** RECORDS PROVIDED **
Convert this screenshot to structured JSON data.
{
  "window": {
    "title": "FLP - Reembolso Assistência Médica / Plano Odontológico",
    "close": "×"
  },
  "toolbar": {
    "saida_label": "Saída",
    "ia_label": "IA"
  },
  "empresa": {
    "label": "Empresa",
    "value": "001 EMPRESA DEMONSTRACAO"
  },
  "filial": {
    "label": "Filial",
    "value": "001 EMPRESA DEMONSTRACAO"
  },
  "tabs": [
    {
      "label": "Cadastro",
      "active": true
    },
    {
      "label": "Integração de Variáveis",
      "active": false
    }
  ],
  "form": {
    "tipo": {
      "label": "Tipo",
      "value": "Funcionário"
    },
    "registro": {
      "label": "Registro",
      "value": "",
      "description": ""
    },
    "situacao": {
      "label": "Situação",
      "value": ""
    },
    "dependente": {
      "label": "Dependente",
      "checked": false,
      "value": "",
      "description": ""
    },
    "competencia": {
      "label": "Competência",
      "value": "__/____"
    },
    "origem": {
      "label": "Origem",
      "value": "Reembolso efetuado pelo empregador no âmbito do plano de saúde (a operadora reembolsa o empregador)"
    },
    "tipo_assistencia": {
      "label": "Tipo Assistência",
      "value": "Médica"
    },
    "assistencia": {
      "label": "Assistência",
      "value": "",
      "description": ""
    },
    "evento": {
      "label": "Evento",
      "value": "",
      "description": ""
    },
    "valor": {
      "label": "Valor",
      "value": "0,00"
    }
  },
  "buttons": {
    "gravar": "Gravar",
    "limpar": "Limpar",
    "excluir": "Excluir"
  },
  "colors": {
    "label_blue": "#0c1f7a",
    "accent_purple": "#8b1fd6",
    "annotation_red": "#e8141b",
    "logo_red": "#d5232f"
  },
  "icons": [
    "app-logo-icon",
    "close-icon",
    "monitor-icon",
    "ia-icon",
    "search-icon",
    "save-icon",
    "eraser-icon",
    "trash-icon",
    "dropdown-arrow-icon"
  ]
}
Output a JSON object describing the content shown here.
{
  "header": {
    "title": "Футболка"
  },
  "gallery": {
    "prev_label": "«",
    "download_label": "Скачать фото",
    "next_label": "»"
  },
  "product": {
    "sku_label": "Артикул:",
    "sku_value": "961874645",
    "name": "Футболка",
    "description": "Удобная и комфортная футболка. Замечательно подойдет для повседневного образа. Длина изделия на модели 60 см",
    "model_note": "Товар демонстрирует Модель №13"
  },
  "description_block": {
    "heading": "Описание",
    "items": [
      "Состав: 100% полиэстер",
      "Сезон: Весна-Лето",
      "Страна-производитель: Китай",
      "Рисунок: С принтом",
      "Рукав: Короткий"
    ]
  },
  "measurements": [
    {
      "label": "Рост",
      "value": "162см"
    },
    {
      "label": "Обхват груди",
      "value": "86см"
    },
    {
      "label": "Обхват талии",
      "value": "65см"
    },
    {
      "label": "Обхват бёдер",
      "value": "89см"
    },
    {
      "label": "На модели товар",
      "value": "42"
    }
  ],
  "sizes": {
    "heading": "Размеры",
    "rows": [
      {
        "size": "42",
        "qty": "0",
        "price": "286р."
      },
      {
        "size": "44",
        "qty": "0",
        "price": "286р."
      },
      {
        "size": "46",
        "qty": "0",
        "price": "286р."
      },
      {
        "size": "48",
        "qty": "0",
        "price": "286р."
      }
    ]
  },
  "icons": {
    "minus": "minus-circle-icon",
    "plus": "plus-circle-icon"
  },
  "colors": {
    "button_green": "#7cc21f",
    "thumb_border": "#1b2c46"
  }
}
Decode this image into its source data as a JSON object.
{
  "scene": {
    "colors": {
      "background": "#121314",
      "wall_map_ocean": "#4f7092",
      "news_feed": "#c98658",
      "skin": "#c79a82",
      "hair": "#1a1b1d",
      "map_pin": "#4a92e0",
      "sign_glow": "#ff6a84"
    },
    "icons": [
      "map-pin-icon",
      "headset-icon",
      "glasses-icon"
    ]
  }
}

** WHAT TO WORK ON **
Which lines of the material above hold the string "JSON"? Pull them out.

** ANSWER TO THIS TASK **
Convert this screenshot to structured JSON data.
Output a JSON object describing the content shown here.
Decode this image into its source data as a JSON object.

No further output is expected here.